Did you know that only copper not fiber can take advantage of energy savings from WOL – Wake on LAN and LPI – Low Power Idle, which are features covered in IEEE’s ratification of 802.3az for Energy Efficient Ethernet? Did you know that only copper, not fiber, can take advantage of existing power saving features like Power Back Off in today’s Ethernet standard?
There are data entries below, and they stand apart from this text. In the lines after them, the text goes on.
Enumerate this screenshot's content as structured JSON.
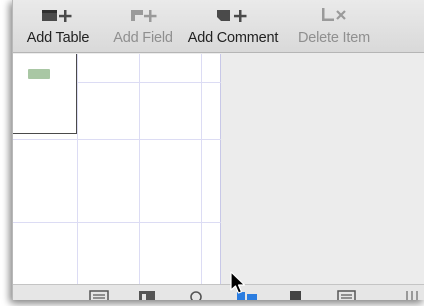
{
  "toolbar": {
    "items": [
      {
        "label": "Add Table",
        "icon": "add-table-icon",
        "enabled": true
      },
      {
        "label": "Add Field",
        "icon": "add-field-icon",
        "enabled": false
      },
      {
        "label": "Add Comment",
        "icon": "add-comment-icon",
        "enabled": true
      },
      {
        "label": "Delete Item",
        "icon": "delete-item-icon",
        "enabled": false
      }
    ]
  },
  "canvas": {
    "grid_color": "#dcdcf4",
    "table_header_color": "#a9c7a4",
    "table_border_color": "#4a4a4a"
  },
  "bottom_toolbar": {
    "icons": [
      "list-icon",
      "table-icon",
      "circle-icon",
      "relationship-icon",
      "square-icon",
      "notes-icon",
      "columns-icon"
    ],
    "accent": "#2b7de0"
  },
  "cursor": "arrow-pointer-icon"
}
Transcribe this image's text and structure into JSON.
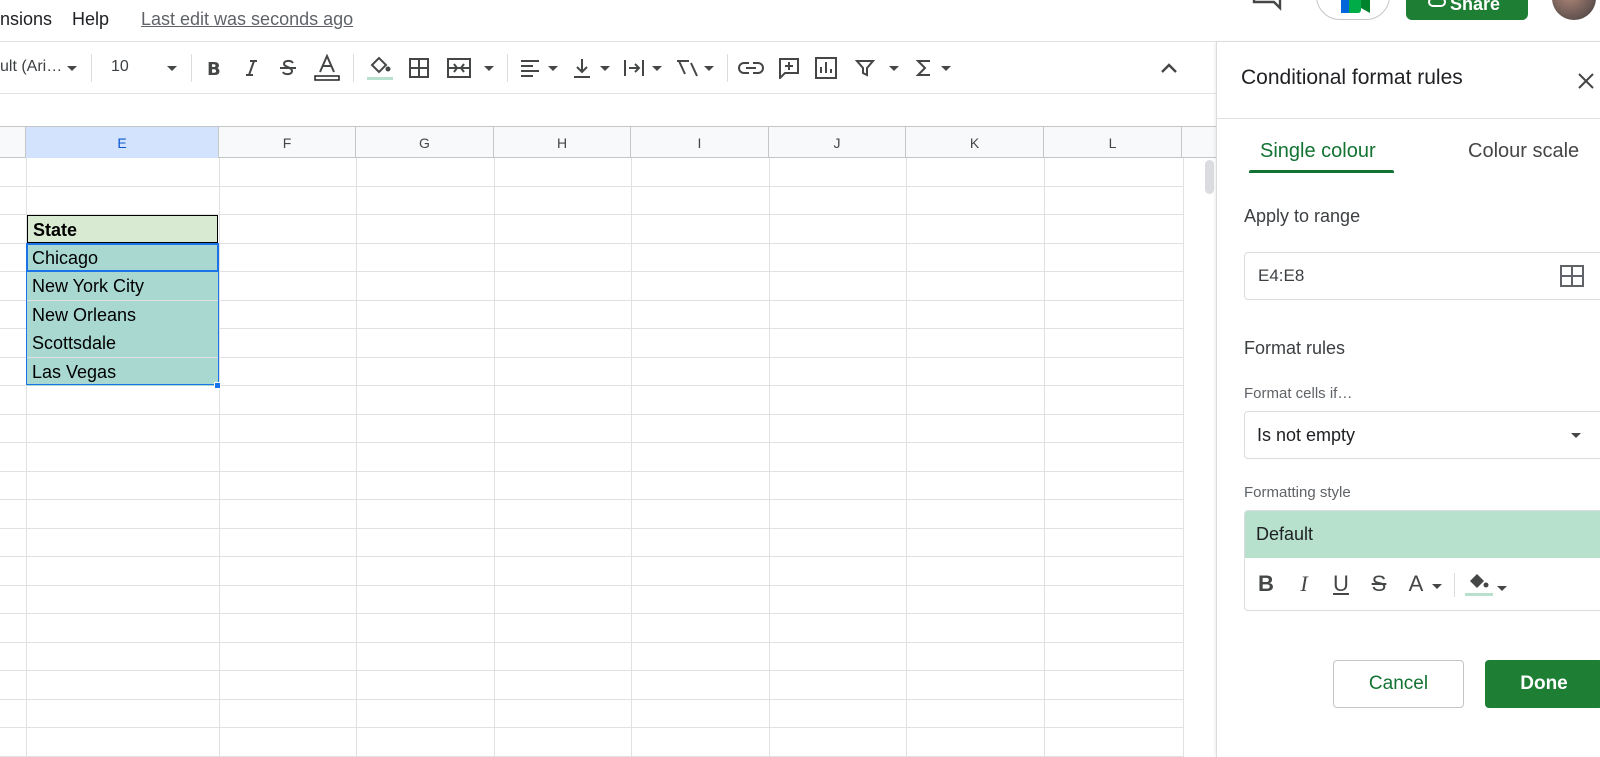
{
  "menubar": {
    "items": [
      "nsions",
      "Help"
    ],
    "last_edit": "Last edit was seconds ago",
    "share_label": "Share"
  },
  "toolbar": {
    "font_name": "ult (Ari…",
    "font_size": "10"
  },
  "sheet": {
    "columns": [
      "E",
      "F",
      "G",
      "H",
      "I",
      "J",
      "K",
      "L"
    ],
    "selected_column": "E",
    "cells": [
      "State",
      "Chicago",
      "New York City",
      "New Orleans",
      "Scottsdale",
      "Las Vegas"
    ]
  },
  "panel": {
    "title": "Conditional format rules",
    "tabs": [
      "Single colour",
      "Colour scale"
    ],
    "active_tab": "Single colour",
    "apply_to_range_label": "Apply to range",
    "range_value": "E4:E8",
    "format_rules_label": "Format rules",
    "format_cells_if_label": "Format cells if…",
    "condition_value": "Is not empty",
    "formatting_style_label": "Formatting style",
    "style_preview": "Default",
    "style_tools": {
      "bold": "B",
      "italic": "I",
      "underline": "U",
      "strike": "S",
      "text_color": "A"
    },
    "cancel_label": "Cancel",
    "done_label": "Done"
  },
  "colors": {
    "accent_green": "#137333",
    "button_green": "#1e7e34",
    "header_fill": "#d9ead3",
    "data_fill": "#a9d8d1",
    "preview_fill": "#b7e1cd",
    "selection_blue": "#1a73e8"
  }
}
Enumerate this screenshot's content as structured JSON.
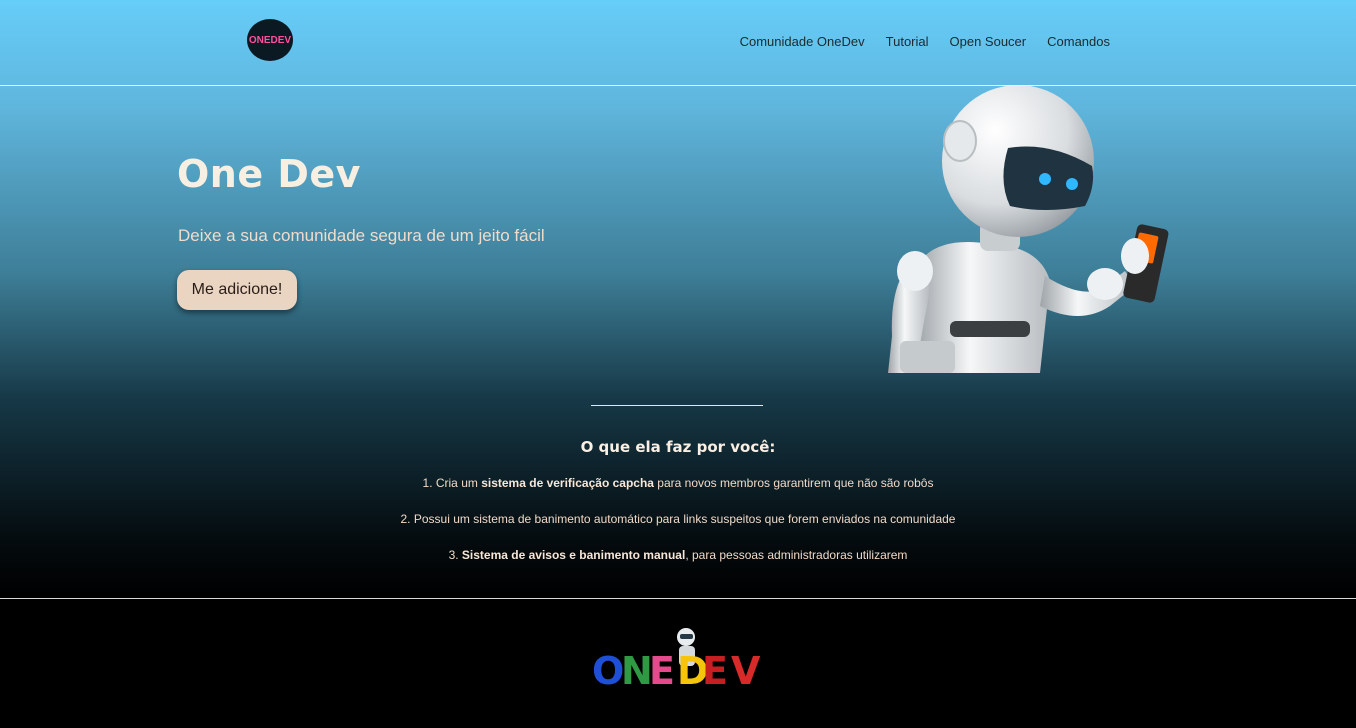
{
  "header": {
    "logo": {
      "text": "ONEDEV",
      "icon": "onedev-logo-icon"
    },
    "nav": [
      {
        "label": "Comunidade OneDev"
      },
      {
        "label": "Tutorial"
      },
      {
        "label": "Open Soucer"
      },
      {
        "label": "Comandos"
      }
    ]
  },
  "hero": {
    "title": "One Dev",
    "subtitle": "Deixe a sua comunidade segura de um jeito fácil",
    "button_label": "Me adicione!",
    "image": "robot-with-phone-image"
  },
  "features": {
    "title": "O que ela faz por você:",
    "items": [
      {
        "prefix": "1. Cria um ",
        "bold": "sistema de verificação capcha",
        "suffix": " para novos membros garantirem que não são robôs"
      },
      {
        "prefix": "2. Possui um sistema de banimento automático para links suspeitos que forem enviados na comunidade",
        "bold": "",
        "suffix": ""
      },
      {
        "prefix": "3. ",
        "bold": "Sistema de avisos e banimento manual",
        "suffix": ", para pessoas administradoras utilizarem"
      }
    ]
  },
  "footer": {
    "logo_text": "ONEDEV",
    "logo_colors": [
      "#1f4fd6",
      "#2f9a43",
      "#e54b8c",
      "#f6c40a",
      "#c71f21",
      "#d92a2a"
    ]
  },
  "colors": {
    "sky": "#66cdf9",
    "button_bg": "#ead5c3",
    "title_text": "#f7efe2",
    "accent_text": "#f1d9c8"
  }
}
With Data Centers (1) IT watt saved typically results in (2.8) watts saved overall due to the costs and losses incurred running the support infrastructure. So should we look to design our cabling infrastructure using copper standards? With FCOE, Infiniband over Ethernet and converged networks also running VoIP and video, it is clear the long range plan should be to continue support Ethernet standards. It is also best practice to design cabling infrastructure to support 2 levels of bandwidth ahead of our requirements today. Consider that CAT7a supports 40Gbps and in any cabling or IT design for that matter we also look to be backwards compatible, which is why ISO has adopted the GG45 connector that supports CAT7a with backwards compatibility to CAT5. Of course for distances over 100M we must design with fiber, but in many cases we should be considering MPO/MTP fiber as there are fan out cables to support the LC 10Gbps connections we need today where MPO will support the 40Gbps & 100Gbps we need to future proof my cabling infrastructure. For shorter distances the choice has typically been copper distribution and with the existing power saving features like Power Back Off and those to come in IEEE 802.3az WOL – Wake On LAN and LPI – Low Power Idle, I believe the preferred cabling distribution under 100M for Ethernet will continue to be copper. What do you think?

I’m really looking forward to hearing what industry experts from Berk-Tek, JDSU, and The Siemon Company have to say about running higher than 10Gbps transmissions over twisted paid later this month, perhaps you should check it out as well?

Here's an excellent article on Energy Efficient Ethernet in CIO magazine: